• [TASK PROMPT]: Write the listing out again exactly as it stands, with no images.

• [EXERCISE INPUT]:
····················

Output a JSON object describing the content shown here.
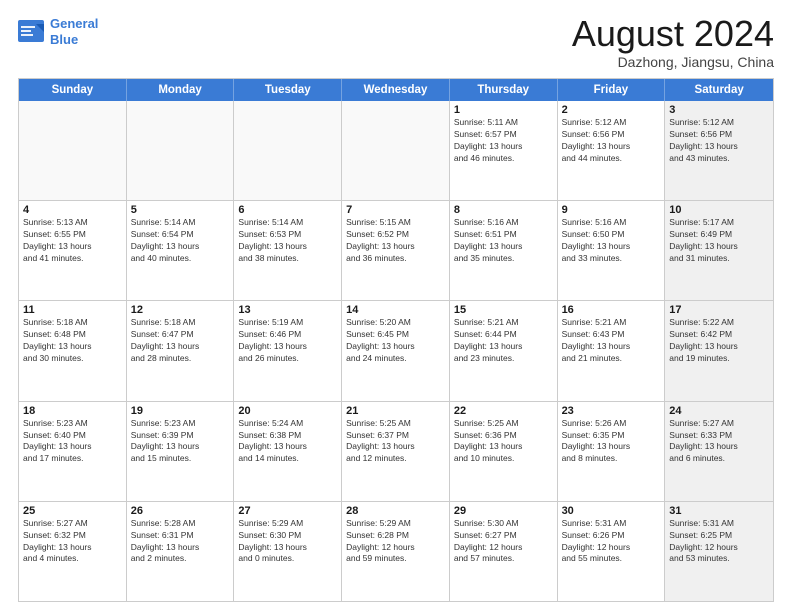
{
  "logo": {
    "line1": "General",
    "line2": "Blue"
  },
  "title": "August 2024",
  "location": "Dazhong, Jiangsu, China",
  "header": {
    "days": [
      "Sunday",
      "Monday",
      "Tuesday",
      "Wednesday",
      "Thursday",
      "Friday",
      "Saturday"
    ]
  },
  "rows": [
    {
      "cells": [
        {
          "day": "",
          "empty": true
        },
        {
          "day": "",
          "empty": true
        },
        {
          "day": "",
          "empty": true
        },
        {
          "day": "",
          "empty": true
        },
        {
          "day": "1",
          "text": "Sunrise: 5:11 AM\nSunset: 6:57 PM\nDaylight: 13 hours\nand 46 minutes."
        },
        {
          "day": "2",
          "text": "Sunrise: 5:12 AM\nSunset: 6:56 PM\nDaylight: 13 hours\nand 44 minutes."
        },
        {
          "day": "3",
          "shaded": true,
          "text": "Sunrise: 5:12 AM\nSunset: 6:56 PM\nDaylight: 13 hours\nand 43 minutes."
        }
      ]
    },
    {
      "cells": [
        {
          "day": "4",
          "text": "Sunrise: 5:13 AM\nSunset: 6:55 PM\nDaylight: 13 hours\nand 41 minutes."
        },
        {
          "day": "5",
          "text": "Sunrise: 5:14 AM\nSunset: 6:54 PM\nDaylight: 13 hours\nand 40 minutes."
        },
        {
          "day": "6",
          "text": "Sunrise: 5:14 AM\nSunset: 6:53 PM\nDaylight: 13 hours\nand 38 minutes."
        },
        {
          "day": "7",
          "text": "Sunrise: 5:15 AM\nSunset: 6:52 PM\nDaylight: 13 hours\nand 36 minutes."
        },
        {
          "day": "8",
          "text": "Sunrise: 5:16 AM\nSunset: 6:51 PM\nDaylight: 13 hours\nand 35 minutes."
        },
        {
          "day": "9",
          "text": "Sunrise: 5:16 AM\nSunset: 6:50 PM\nDaylight: 13 hours\nand 33 minutes."
        },
        {
          "day": "10",
          "shaded": true,
          "text": "Sunrise: 5:17 AM\nSunset: 6:49 PM\nDaylight: 13 hours\nand 31 minutes."
        }
      ]
    },
    {
      "cells": [
        {
          "day": "11",
          "text": "Sunrise: 5:18 AM\nSunset: 6:48 PM\nDaylight: 13 hours\nand 30 minutes."
        },
        {
          "day": "12",
          "text": "Sunrise: 5:18 AM\nSunset: 6:47 PM\nDaylight: 13 hours\nand 28 minutes."
        },
        {
          "day": "13",
          "text": "Sunrise: 5:19 AM\nSunset: 6:46 PM\nDaylight: 13 hours\nand 26 minutes."
        },
        {
          "day": "14",
          "text": "Sunrise: 5:20 AM\nSunset: 6:45 PM\nDaylight: 13 hours\nand 24 minutes."
        },
        {
          "day": "15",
          "text": "Sunrise: 5:21 AM\nSunset: 6:44 PM\nDaylight: 13 hours\nand 23 minutes."
        },
        {
          "day": "16",
          "text": "Sunrise: 5:21 AM\nSunset: 6:43 PM\nDaylight: 13 hours\nand 21 minutes."
        },
        {
          "day": "17",
          "shaded": true,
          "text": "Sunrise: 5:22 AM\nSunset: 6:42 PM\nDaylight: 13 hours\nand 19 minutes."
        }
      ]
    },
    {
      "cells": [
        {
          "day": "18",
          "text": "Sunrise: 5:23 AM\nSunset: 6:40 PM\nDaylight: 13 hours\nand 17 minutes."
        },
        {
          "day": "19",
          "text": "Sunrise: 5:23 AM\nSunset: 6:39 PM\nDaylight: 13 hours\nand 15 minutes."
        },
        {
          "day": "20",
          "text": "Sunrise: 5:24 AM\nSunset: 6:38 PM\nDaylight: 13 hours\nand 14 minutes."
        },
        {
          "day": "21",
          "text": "Sunrise: 5:25 AM\nSunset: 6:37 PM\nDaylight: 13 hours\nand 12 minutes."
        },
        {
          "day": "22",
          "text": "Sunrise: 5:25 AM\nSunset: 6:36 PM\nDaylight: 13 hours\nand 10 minutes."
        },
        {
          "day": "23",
          "text": "Sunrise: 5:26 AM\nSunset: 6:35 PM\nDaylight: 13 hours\nand 8 minutes."
        },
        {
          "day": "24",
          "shaded": true,
          "text": "Sunrise: 5:27 AM\nSunset: 6:33 PM\nDaylight: 13 hours\nand 6 minutes."
        }
      ]
    },
    {
      "cells": [
        {
          "day": "25",
          "text": "Sunrise: 5:27 AM\nSunset: 6:32 PM\nDaylight: 13 hours\nand 4 minutes."
        },
        {
          "day": "26",
          "text": "Sunrise: 5:28 AM\nSunset: 6:31 PM\nDaylight: 13 hours\nand 2 minutes."
        },
        {
          "day": "27",
          "text": "Sunrise: 5:29 AM\nSunset: 6:30 PM\nDaylight: 13 hours\nand 0 minutes."
        },
        {
          "day": "28",
          "text": "Sunrise: 5:29 AM\nSunset: 6:28 PM\nDaylight: 12 hours\nand 59 minutes."
        },
        {
          "day": "29",
          "text": "Sunrise: 5:30 AM\nSunset: 6:27 PM\nDaylight: 12 hours\nand 57 minutes."
        },
        {
          "day": "30",
          "text": "Sunrise: 5:31 AM\nSunset: 6:26 PM\nDaylight: 12 hours\nand 55 minutes."
        },
        {
          "day": "31",
          "shaded": true,
          "text": "Sunrise: 5:31 AM\nSunset: 6:25 PM\nDaylight: 12 hours\nand 53 minutes."
        }
      ]
    }
  ]
}
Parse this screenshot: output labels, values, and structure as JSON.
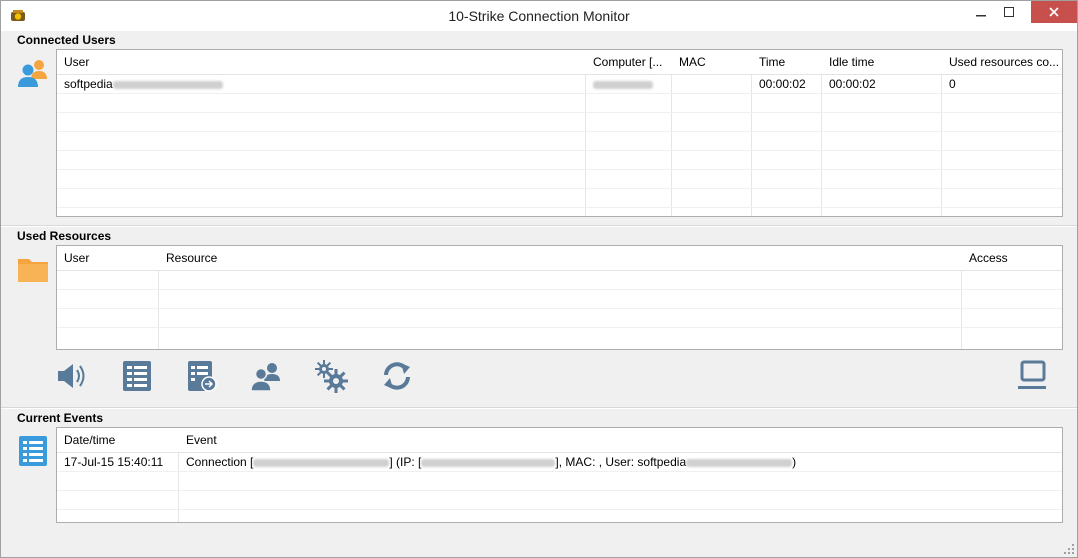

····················

• [RESPONSE BELOW]:
Output a JSON object describing the content shown here.
{
  "logo": {
    "line1": "General",
    "line2": "Blue"
  },
  "title": "August 2024",
  "location": "Dazhong, Jiangsu, China",
  "header": {
    "days": [
      "Sunday",
      "Monday",
      "Tuesday",
      "Wednesday",
      "Thursday",
      "Friday",
      "Saturday"
    ]
  },
  "rows": [
    {
      "cells": [
        {
          "day": "",
          "empty": true
        },
        {
          "day": "",
          "empty": true
        },
        {
          "day": "",
          "empty": true
        },
        {
          "day": "",
          "empty": true
        },
        {
          "day": "1",
          "text": "Sunrise: 5:11 AM\nSunset: 6:57 PM\nDaylight: 13 hours\nand 46 minutes."
        },
        {
          "day": "2",
          "text": "Sunrise: 5:12 AM\nSunset: 6:56 PM\nDaylight: 13 hours\nand 44 minutes."
        },
        {
          "day": "3",
          "shaded": true,
          "text": "Sunrise: 5:12 AM\nSunset: 6:56 PM\nDaylight: 13 hours\nand 43 minutes."
        }
      ]
    },
    {
      "cells": [
        {
          "day": "4",
          "text": "Sunrise: 5:13 AM\nSunset: 6:55 PM\nDaylight: 13 hours\nand 41 minutes."
        },
        {
          "day": "5",
          "text": "Sunrise: 5:14 AM\nSunset: 6:54 PM\nDaylight: 13 hours\nand 40 minutes."
        },
        {
          "day": "6",
          "text": "Sunrise: 5:14 AM\nSunset: 6:53 PM\nDaylight: 13 hours\nand 38 minutes."
        },
        {
          "day": "7",
          "text": "Sunrise: 5:15 AM\nSunset: 6:52 PM\nDaylight: 13 hours\nand 36 minutes."
        },
        {
          "day": "8",
          "text": "Sunrise: 5:16 AM\nSunset: 6:51 PM\nDaylight: 13 hours\nand 35 minutes."
        },
        {
          "day": "9",
          "text": "Sunrise: 5:16 AM\nSunset: 6:50 PM\nDaylight: 13 hours\nand 33 minutes."
        },
        {
          "day": "10",
          "shaded": true,
          "text": "Sunrise: 5:17 AM\nSunset: 6:49 PM\nDaylight: 13 hours\nand 31 minutes."
        }
      ]
    },
    {
      "cells": [
        {
          "day": "11",
          "text": "Sunrise: 5:18 AM\nSunset: 6:48 PM\nDaylight: 13 hours\nand 30 minutes."
        },
        {
          "day": "12",
          "text": "Sunrise: 5:18 AM\nSunset: 6:47 PM\nDaylight: 13 hours\nand 28 minutes."
        },
        {
          "day": "13",
          "text": "Sunrise: 5:19 AM\nSunset: 6:46 PM\nDaylight: 13 hours\nand 26 minutes."
        },
        {
          "day": "14",
          "text": "Sunrise: 5:20 AM\nSunset: 6:45 PM\nDaylight: 13 hours\nand 24 minutes."
        },
        {
          "day": "15",
          "text": "Sunrise: 5:21 AM\nSunset: 6:44 PM\nDaylight: 13 hours\nand 23 minutes."
        },
        {
          "day": "16",
          "text": "Sunrise: 5:21 AM\nSunset: 6:43 PM\nDaylight: 13 hours\nand 21 minutes."
        },
        {
          "day": "17",
          "shaded": true,
          "text": "Sunrise: 5:22 AM\nSunset: 6:42 PM\nDaylight: 13 hours\nand 19 minutes."
        }
      ]
    },
    {
      "cells": [
        {
          "day": "18",
          "text": "Sunrise: 5:23 AM\nSunset: 6:40 PM\nDaylight: 13 hours\nand 17 minutes."
        },
        {
          "day": "19",
          "text": "Sunrise: 5:23 AM\nSunset: 6:39 PM\nDaylight: 13 hours\nand 15 minutes."
        },
        {
          "day": "20",
          "text": "Sunrise: 5:24 AM\nSunset: 6:38 PM\nDaylight: 13 hours\nand 14 minutes."
        },
        {
          "day": "21",
          "text": "Sunrise: 5:25 AM\nSunset: 6:37 PM\nDaylight: 13 hours\nand 12 minutes."
        },
        {
          "day": "22",
          "text": "Sunrise: 5:25 AM\nSunset: 6:36 PM\nDaylight: 13 hours\nand 10 minutes."
        },
        {
          "day": "23",
          "text": "Sunrise: 5:26 AM\nSunset: 6:35 PM\nDaylight: 13 hours\nand 8 minutes."
        },
        {
          "day": "24",
          "shaded": true,
          "text": "Sunrise: 5:27 AM\nSunset: 6:33 PM\nDaylight: 13 hours\nand 6 minutes."
        }
      ]
    },
    {
      "cells": [
        {
          "day": "25",
          "text": "Sunrise: 5:27 AM\nSunset: 6:32 PM\nDaylight: 13 hours\nand 4 minutes."
        },
        {
          "day": "26",
          "text": "Sunrise: 5:28 AM\nSunset: 6:31 PM\nDaylight: 13 hours\nand 2 minutes."
        },
        {
          "day": "27",
          "text": "Sunrise: 5:29 AM\nSunset: 6:30 PM\nDaylight: 13 hours\nand 0 minutes."
        },
        {
          "day": "28",
          "text": "Sunrise: 5:29 AM\nSunset: 6:28 PM\nDaylight: 12 hours\nand 59 minutes."
        },
        {
          "day": "29",
          "text": "Sunrise: 5:30 AM\nSunset: 6:27 PM\nDaylight: 12 hours\nand 57 minutes."
        },
        {
          "day": "30",
          "text": "Sunrise: 5:31 AM\nSunset: 6:26 PM\nDaylight: 12 hours\nand 55 minutes."
        },
        {
          "day": "31",
          "shaded": true,
          "text": "Sunrise: 5:31 AM\nSunset: 6:25 PM\nDaylight: 12 hours\nand 53 minutes."
        }
      ]
    }
  ]
}
Parse this screenshot: output labels, values, and structure as JSON.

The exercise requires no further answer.